Make an exact copy of the whole listing, but leave its pictures out.

Content starts

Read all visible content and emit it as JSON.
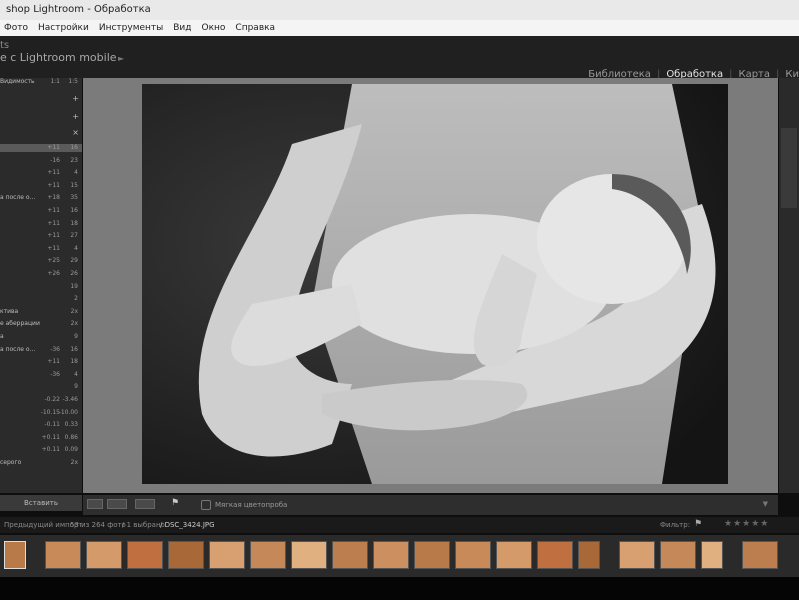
{
  "window": {
    "title": "shop Lightroom - Обработка"
  },
  "menubar": [
    "Фото",
    "Настройки",
    "Инструменты",
    "Вид",
    "Окно",
    "Справка"
  ],
  "identity": {
    "line1": "ts",
    "line2": "е с Lightroom mobile"
  },
  "modules": {
    "library": "Библиотека",
    "develop": "Обработка",
    "map": "Карта",
    "cut": "Ки"
  },
  "left_panel": {
    "top_row": {
      "label": "Видимость",
      "v1": "1:1",
      "v2": "1:5"
    },
    "rows": [
      {
        "label": "",
        "v1": "+11",
        "v2": "16"
      },
      {
        "label": "",
        "v1": "-16",
        "v2": "23"
      },
      {
        "label": "",
        "v1": "+11",
        "v2": "4"
      },
      {
        "label": "",
        "v1": "+11",
        "v2": "15"
      },
      {
        "label": "а после о...",
        "v1": "+18",
        "v2": "35"
      },
      {
        "label": "",
        "v1": "+11",
        "v2": "16"
      },
      {
        "label": "",
        "v1": "+11",
        "v2": "18"
      },
      {
        "label": "",
        "v1": "+11",
        "v2": "27"
      },
      {
        "label": "",
        "v1": "+11",
        "v2": "4"
      },
      {
        "label": "",
        "v1": "+25",
        "v2": "29"
      },
      {
        "label": "",
        "v1": "+26",
        "v2": "26"
      },
      {
        "label": "",
        "v1": "",
        "v2": "19"
      },
      {
        "label": "",
        "v1": "",
        "v2": "2"
      },
      {
        "label": "ктива",
        "v1": "",
        "v2": "2x"
      },
      {
        "label": "е аберрации",
        "v1": "",
        "v2": "2x"
      },
      {
        "label": "а",
        "v1": "",
        "v2": "9"
      },
      {
        "label": "а после о...",
        "v1": "-36",
        "v2": "16"
      },
      {
        "label": "",
        "v1": "+11",
        "v2": "18"
      },
      {
        "label": "",
        "v1": "-36",
        "v2": "4"
      },
      {
        "label": "",
        "v1": "",
        "v2": "9"
      },
      {
        "label": "",
        "v1": "-0.22",
        "v2": "-3.46"
      },
      {
        "label": "",
        "v1": "-10.15",
        "v2": "-10.00"
      },
      {
        "label": "",
        "v1": "-0.11",
        "v2": "0.33"
      },
      {
        "label": "",
        "v1": "+0.11",
        "v2": "0.86"
      },
      {
        "label": "",
        "v1": "+0.11",
        "v2": "0.09"
      },
      {
        "label": "серого",
        "v1": "",
        "v2": "2x"
      }
    ],
    "bottom_button": "Вставить"
  },
  "toolbar": {
    "proof_label": "Мягкая цветопроба"
  },
  "filmstrip_bar": {
    "left": "Предыдущий импорт",
    "count": "53 из 264 фото",
    "selected": "/ 1 выбрано",
    "file": "/ DSC_3424.JPG",
    "filter_label": "Фильтр:"
  },
  "colors": {
    "panel": "#2b2b2b",
    "canvas": "#7b7b7b",
    "active_module": "#e6e6e6",
    "titlebar": "#e9e9e9"
  },
  "icons": [
    "plus-icon",
    "close-icon",
    "view-mode-icon",
    "flag-icon",
    "star-icon",
    "dropdown-icon"
  ]
}
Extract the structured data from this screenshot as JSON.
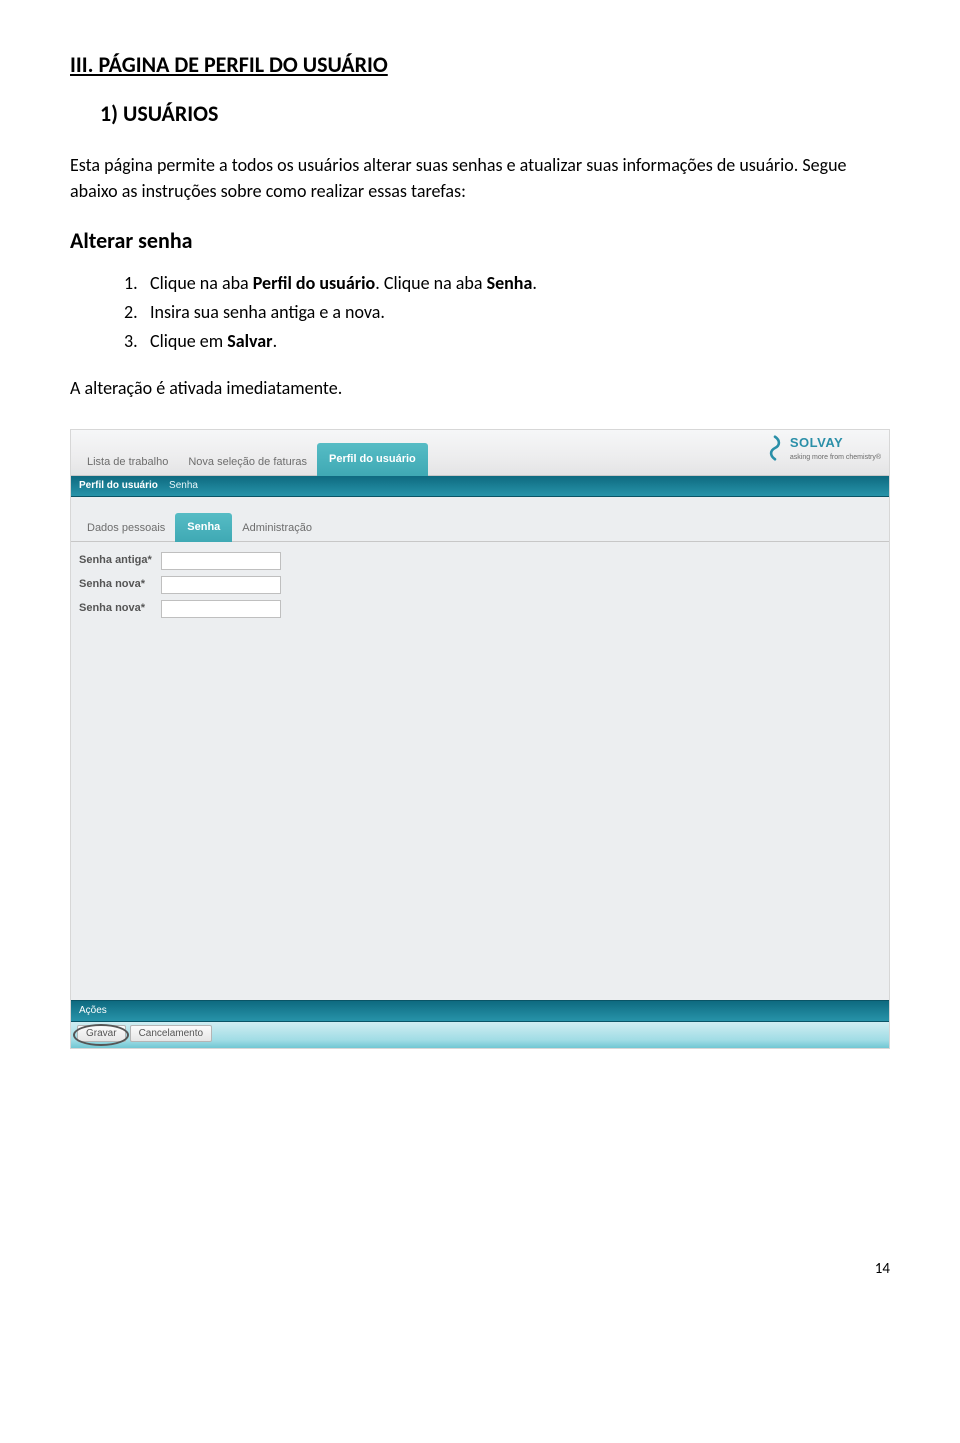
{
  "doc": {
    "section_heading": "III. PÁGINA DE PERFIL DO USUÁRIO",
    "subsection_heading": "1) USUÁRIOS",
    "intro_para": "Esta página permite a todos os usuários alterar suas senhas e atualizar suas informações de usuário. Segue abaixo as instruções sobre como realizar essas tarefas:",
    "subsubheading": "Alterar senha",
    "steps": [
      {
        "num": "1.",
        "text_before": "Clique na aba ",
        "bold1": "Perfil do usuário",
        "text_mid": ". Clique na aba ",
        "bold2": "Senha",
        "text_after": "."
      },
      {
        "num": "2.",
        "text_before": "Insira sua senha antiga e a nova.",
        "bold1": "",
        "text_mid": "",
        "bold2": "",
        "text_after": ""
      },
      {
        "num": "3.",
        "text_before": "Clique em ",
        "bold1": "Salvar",
        "text_mid": ".",
        "bold2": "",
        "text_after": ""
      }
    ],
    "closing": "A alteração é ativada imediatamente.",
    "page_number": "14"
  },
  "ui": {
    "main_tabs": {
      "worklist": "Lista de trabalho",
      "new_invoice_sel": "Nova seleção de faturas",
      "user_profile": "Perfil do usuário"
    },
    "brand": {
      "name": "SOLVAY",
      "tagline": "asking more from chemistry®"
    },
    "breadcrumb": {
      "parent": "Perfil do usuário",
      "current": "Senha"
    },
    "subtabs": {
      "personal_data": "Dados pessoais",
      "password": "Senha",
      "admin": "Administração"
    },
    "form": {
      "old_password_label": "Senha antiga*",
      "new_password_label": "Senha nova*",
      "new_password2_label": "Senha nova*"
    },
    "actions": {
      "title": "Ações",
      "save": "Gravar",
      "cancel": "Cancelamento"
    }
  }
}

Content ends

• _TASK ANSWER_
Read all visible content and emit it as JSON.
{
  "window": {
    "title": "shop Lightroom - Обработка"
  },
  "menubar": [
    "Фото",
    "Настройки",
    "Инструменты",
    "Вид",
    "Окно",
    "Справка"
  ],
  "identity": {
    "line1": "ts",
    "line2": "е с Lightroom mobile"
  },
  "modules": {
    "library": "Библиотека",
    "develop": "Обработка",
    "map": "Карта",
    "cut": "Ки"
  },
  "left_panel": {
    "top_row": {
      "label": "Видимость",
      "v1": "1:1",
      "v2": "1:5"
    },
    "rows": [
      {
        "label": "",
        "v1": "+11",
        "v2": "16"
      },
      {
        "label": "",
        "v1": "-16",
        "v2": "23"
      },
      {
        "label": "",
        "v1": "+11",
        "v2": "4"
      },
      {
        "label": "",
        "v1": "+11",
        "v2": "15"
      },
      {
        "label": "а после о...",
        "v1": "+18",
        "v2": "35"
      },
      {
        "label": "",
        "v1": "+11",
        "v2": "16"
      },
      {
        "label": "",
        "v1": "+11",
        "v2": "18"
      },
      {
        "label": "",
        "v1": "+11",
        "v2": "27"
      },
      {
        "label": "",
        "v1": "+11",
        "v2": "4"
      },
      {
        "label": "",
        "v1": "+25",
        "v2": "29"
      },
      {
        "label": "",
        "v1": "+26",
        "v2": "26"
      },
      {
        "label": "",
        "v1": "",
        "v2": "19"
      },
      {
        "label": "",
        "v1": "",
        "v2": "2"
      },
      {
        "label": "ктива",
        "v1": "",
        "v2": "2x"
      },
      {
        "label": "е аберрации",
        "v1": "",
        "v2": "2x"
      },
      {
        "label": "а",
        "v1": "",
        "v2": "9"
      },
      {
        "label": "а после о...",
        "v1": "-36",
        "v2": "16"
      },
      {
        "label": "",
        "v1": "+11",
        "v2": "18"
      },
      {
        "label": "",
        "v1": "-36",
        "v2": "4"
      },
      {
        "label": "",
        "v1": "",
        "v2": "9"
      },
      {
        "label": "",
        "v1": "-0.22",
        "v2": "-3.46"
      },
      {
        "label": "",
        "v1": "-10.15",
        "v2": "-10.00"
      },
      {
        "label": "",
        "v1": "-0.11",
        "v2": "0.33"
      },
      {
        "label": "",
        "v1": "+0.11",
        "v2": "0.86"
      },
      {
        "label": "",
        "v1": "+0.11",
        "v2": "0.09"
      },
      {
        "label": "серого",
        "v1": "",
        "v2": "2x"
      }
    ],
    "bottom_button": "Вставить"
  },
  "toolbar": {
    "proof_label": "Мягкая цветопроба"
  },
  "filmstrip_bar": {
    "left": "Предыдущий импорт",
    "count": "53 из 264 фото",
    "selected": "/ 1 выбрано",
    "file": "/ DSC_3424.JPG",
    "filter_label": "Фильтр:"
  },
  "colors": {
    "panel": "#2b2b2b",
    "canvas": "#7b7b7b",
    "active_module": "#e6e6e6",
    "titlebar": "#e9e9e9"
  },
  "icons": [
    "plus-icon",
    "close-icon",
    "view-mode-icon",
    "flag-icon",
    "star-icon",
    "dropdown-icon"
  ]
}
Extract the structured data from this screenshot as JSON.
{
  "doc": {
    "section_heading": "III. PÁGINA DE PERFIL DO USUÁRIO",
    "subsection_heading": "1) USUÁRIOS",
    "intro_para": "Esta página permite a todos os usuários alterar suas senhas e atualizar suas informações de usuário. Segue abaixo as instruções sobre como realizar essas tarefas:",
    "subsubheading": "Alterar senha",
    "steps": [
      {
        "num": "1.",
        "text_before": "Clique na aba ",
        "bold1": "Perfil do usuário",
        "text_mid": ". Clique na aba ",
        "bold2": "Senha",
        "text_after": "."
      },
      {
        "num": "2.",
        "text_before": "Insira sua senha antiga e a nova.",
        "bold1": "",
        "text_mid": "",
        "bold2": "",
        "text_after": ""
      },
      {
        "num": "3.",
        "text_before": "Clique em ",
        "bold1": "Salvar",
        "text_mid": ".",
        "bold2": "",
        "text_after": ""
      }
    ],
    "closing": "A alteração é ativada imediatamente.",
    "page_number": "14"
  },
  "ui": {
    "main_tabs": {
      "worklist": "Lista de trabalho",
      "new_invoice_sel": "Nova seleção de faturas",
      "user_profile": "Perfil do usuário"
    },
    "brand": {
      "name": "SOLVAY",
      "tagline": "asking more from chemistry®"
    },
    "breadcrumb": {
      "parent": "Perfil do usuário",
      "current": "Senha"
    },
    "subtabs": {
      "personal_data": "Dados pessoais",
      "password": "Senha",
      "admin": "Administração"
    },
    "form": {
      "old_password_label": "Senha antiga*",
      "new_password_label": "Senha nova*",
      "new_password2_label": "Senha nova*"
    },
    "actions": {
      "title": "Ações",
      "save": "Gravar",
      "cancel": "Cancelamento"
    }
  }
}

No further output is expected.